━━━ Available data
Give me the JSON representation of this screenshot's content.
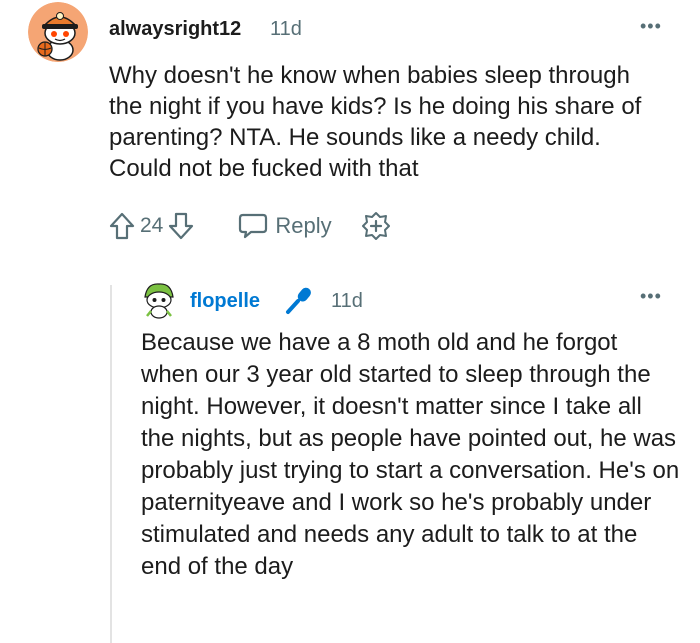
{
  "comment": {
    "username": "alwaysright12",
    "time": "11d",
    "more": "•••",
    "body": "Why doesn't he know when babies sleep through the night if you have kids? Is he doing his share of parenting? NTA. He sounds like a needy child. Could not be fucked with that",
    "score": "24",
    "reply_label": "Reply",
    "icons": [
      "upvote-icon",
      "downvote-icon",
      "reply-bubble-icon",
      "award-plus-icon",
      "more-options-icon"
    ],
    "colors": {
      "avatar_bg": "#f5a574",
      "meta": "#576f76",
      "text": "#1c1c1c"
    }
  },
  "reply": {
    "username": "flopelle",
    "time": "11d",
    "more": "•••",
    "body": "Because we have a 8 moth old and he forgot when our 3 year old started to sleep through the night. However, it doesn't matter since I take all the nights, but as people have pointed out, he was probably just trying to start a conversation. He's on paternityeave and I work so he's probably under stimulated and needs any adult to talk to at the end of the day",
    "icons": [
      "microphone-icon",
      "more-options-icon"
    ],
    "colors": {
      "username": "#0079d3",
      "mic": "#0079d3",
      "thread_line": "#e3e3e3"
    }
  }
}
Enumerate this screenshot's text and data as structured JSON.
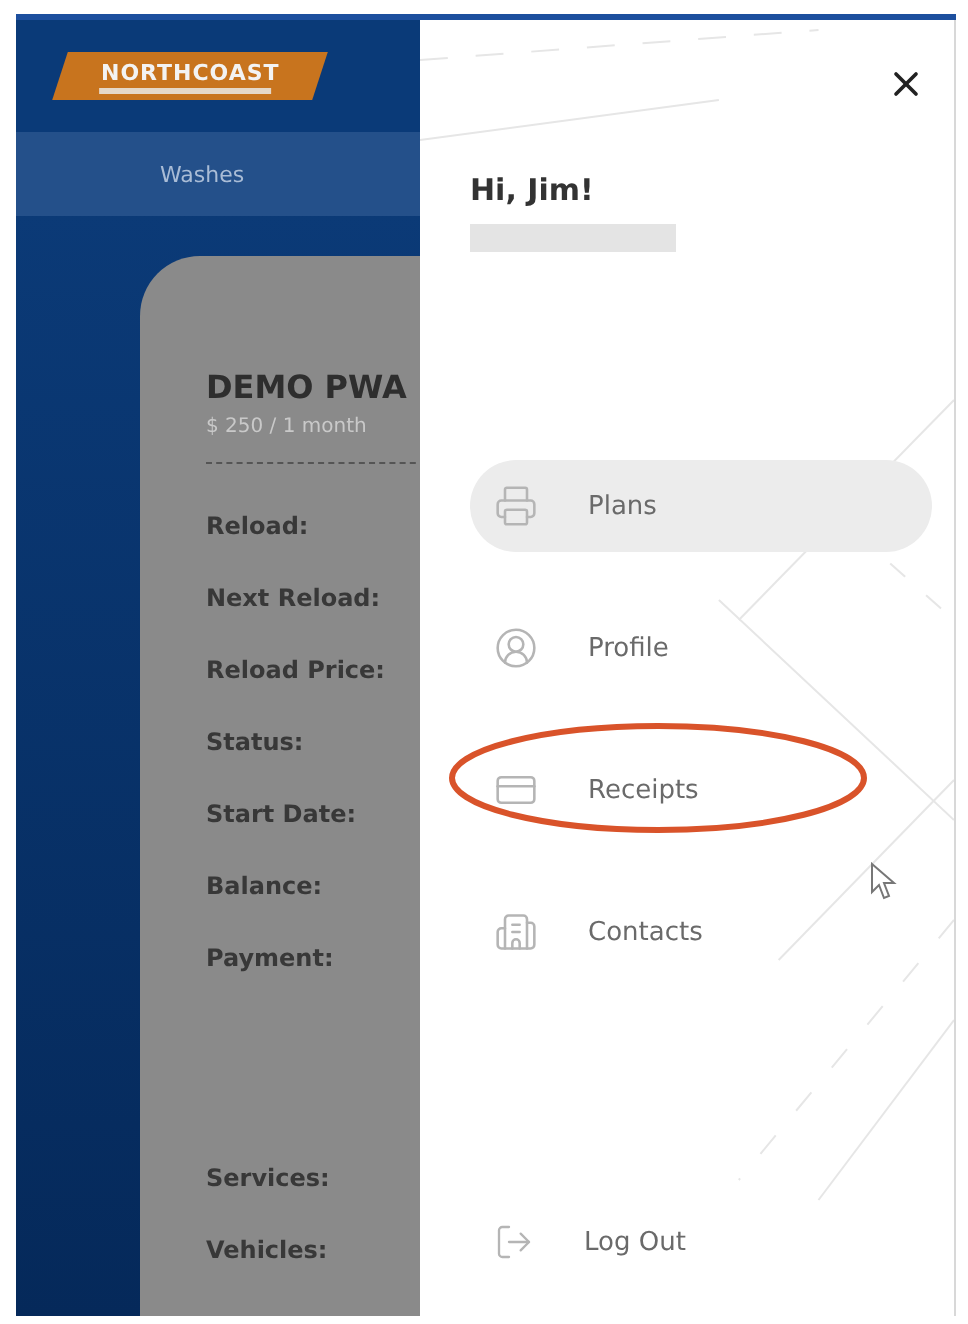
{
  "app": {
    "logo": "NORTHCOAST",
    "nav": [
      {
        "label": "Washes",
        "selected": true
      }
    ],
    "card": {
      "title": "DEMO PWA",
      "subtitle": "$ 250 / 1 month",
      "fields": [
        {
          "label": "Reload:",
          "gap_after": false
        },
        {
          "label": "Next Reload:",
          "gap_after": false
        },
        {
          "label": "Reload Price:",
          "gap_after": false
        },
        {
          "label": "Status:",
          "gap_after": false
        },
        {
          "label": "Start Date:",
          "gap_after": false
        },
        {
          "label": "Balance:",
          "gap_after": false
        },
        {
          "label": "Payment:",
          "gap_after": true
        },
        {
          "label": "Services:",
          "gap_after": false
        },
        {
          "label": "Vehicles:",
          "gap_after": false
        }
      ]
    }
  },
  "drawer": {
    "greeting": "Hi, Jim!",
    "menu": {
      "items": [
        {
          "label": "Plans",
          "selected": true,
          "highlighted": false
        },
        {
          "label": "Profile",
          "selected": false,
          "highlighted": false
        },
        {
          "label": "Receipts",
          "selected": false,
          "highlighted": true
        },
        {
          "label": "Contacts",
          "selected": false,
          "highlighted": false
        }
      ]
    },
    "logout": {
      "label": "Log Out"
    }
  }
}
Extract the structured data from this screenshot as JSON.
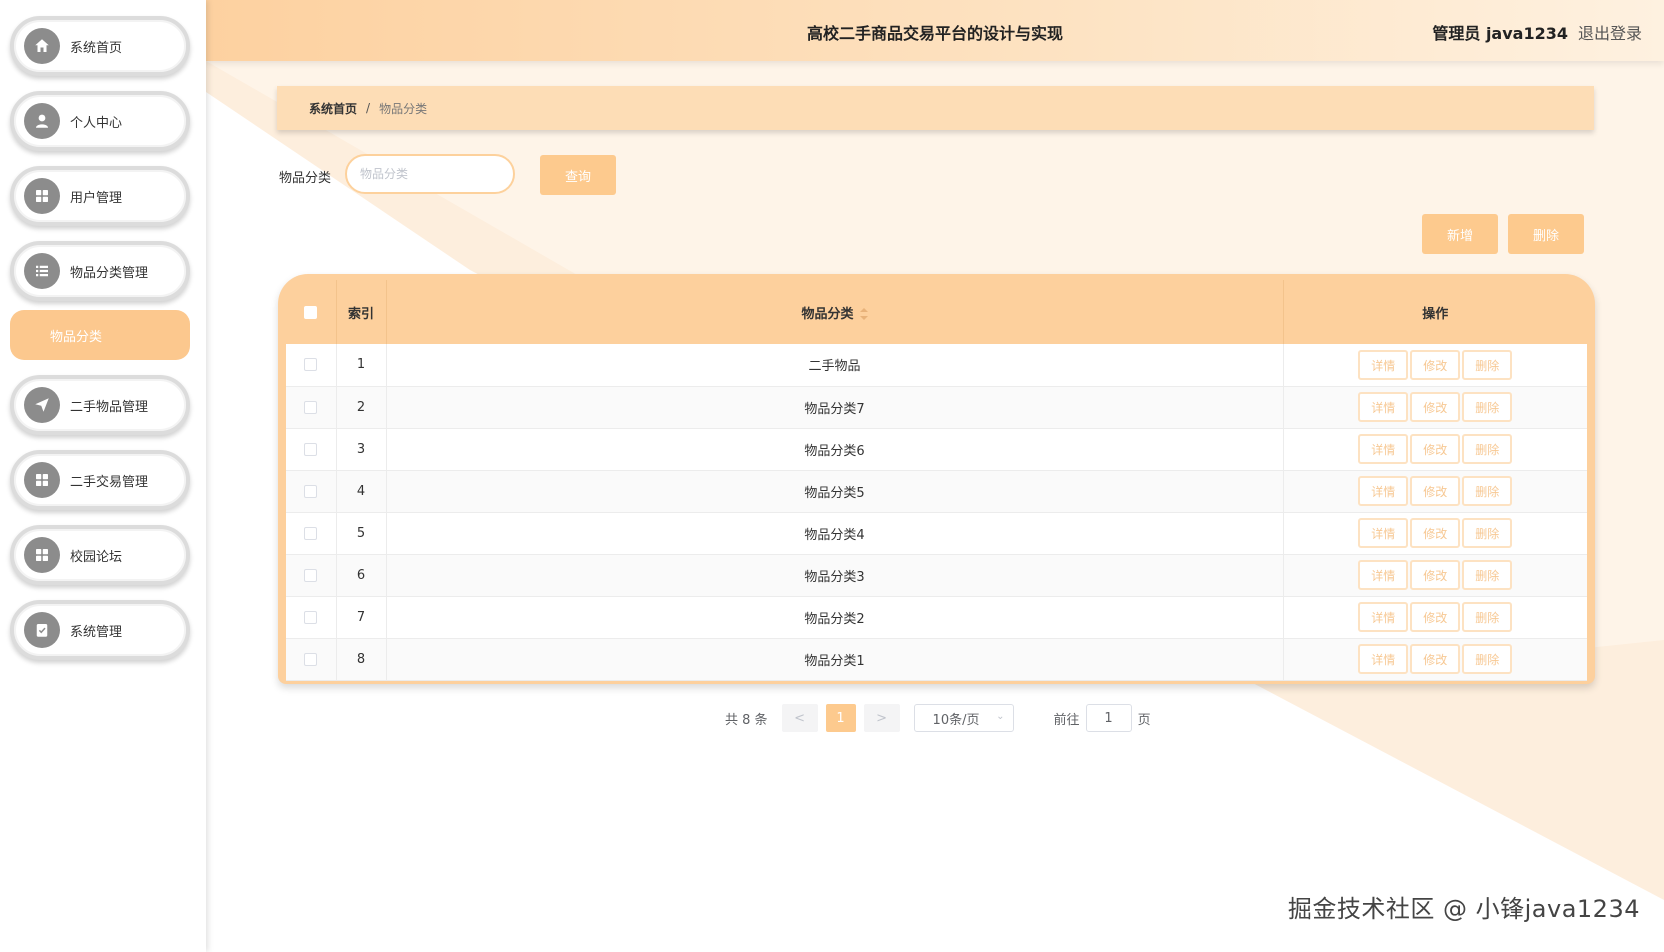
{
  "header": {
    "title": "高校二手商品交易平台的设计与实现",
    "user": "管理员 java1234",
    "logout": "退出登录"
  },
  "sidebar": {
    "items": [
      {
        "label": "系统首页",
        "icon": "home-icon"
      },
      {
        "label": "个人中心",
        "icon": "user-icon"
      },
      {
        "label": "用户管理",
        "icon": "grid-icon"
      },
      {
        "label": "物品分类管理",
        "icon": "list-icon"
      },
      {
        "label": "二手物品管理",
        "icon": "send-icon"
      },
      {
        "label": "二手交易管理",
        "icon": "grid-icon"
      },
      {
        "label": "校园论坛",
        "icon": "grid-icon"
      },
      {
        "label": "系统管理",
        "icon": "clipboard-icon"
      }
    ],
    "active_submenu": "物品分类"
  },
  "breadcrumb": {
    "home": "系统首页",
    "separator": "/",
    "current": "物品分类"
  },
  "search": {
    "label": "物品分类",
    "placeholder": "物品分类",
    "value": "",
    "query_button": "查询"
  },
  "actions": {
    "add": "新增",
    "delete": "删除"
  },
  "table": {
    "headers": [
      "索引",
      "物品分类",
      "操作"
    ],
    "rows": [
      {
        "index": "1",
        "category": "二手物品"
      },
      {
        "index": "2",
        "category": "物品分类7"
      },
      {
        "index": "3",
        "category": "物品分类6"
      },
      {
        "index": "4",
        "category": "物品分类5"
      },
      {
        "index": "5",
        "category": "物品分类4"
      },
      {
        "index": "6",
        "category": "物品分类3"
      },
      {
        "index": "7",
        "category": "物品分类2"
      },
      {
        "index": "8",
        "category": "物品分类1"
      }
    ],
    "row_actions": [
      "详情",
      "修改",
      "删除"
    ]
  },
  "pagination": {
    "total": "共 8 条",
    "prev": "<",
    "current_page": "1",
    "next": ">",
    "page_size": "10条/页",
    "goto_label": "前往",
    "goto_value": "1",
    "page_suffix": "页"
  },
  "watermark": "掘金技术社区 @ 小锋java1234",
  "colors": {
    "accent": "#fdca8e",
    "header_start": "#fdd1a0",
    "table_border": "#fdd09d",
    "breadcrumb_bg": "#fdddb6"
  }
}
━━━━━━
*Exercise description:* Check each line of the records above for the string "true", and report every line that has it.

*Problem solution:*
        "selected": true
          "gap_after": true
          "selected": true,
          "highlighted": true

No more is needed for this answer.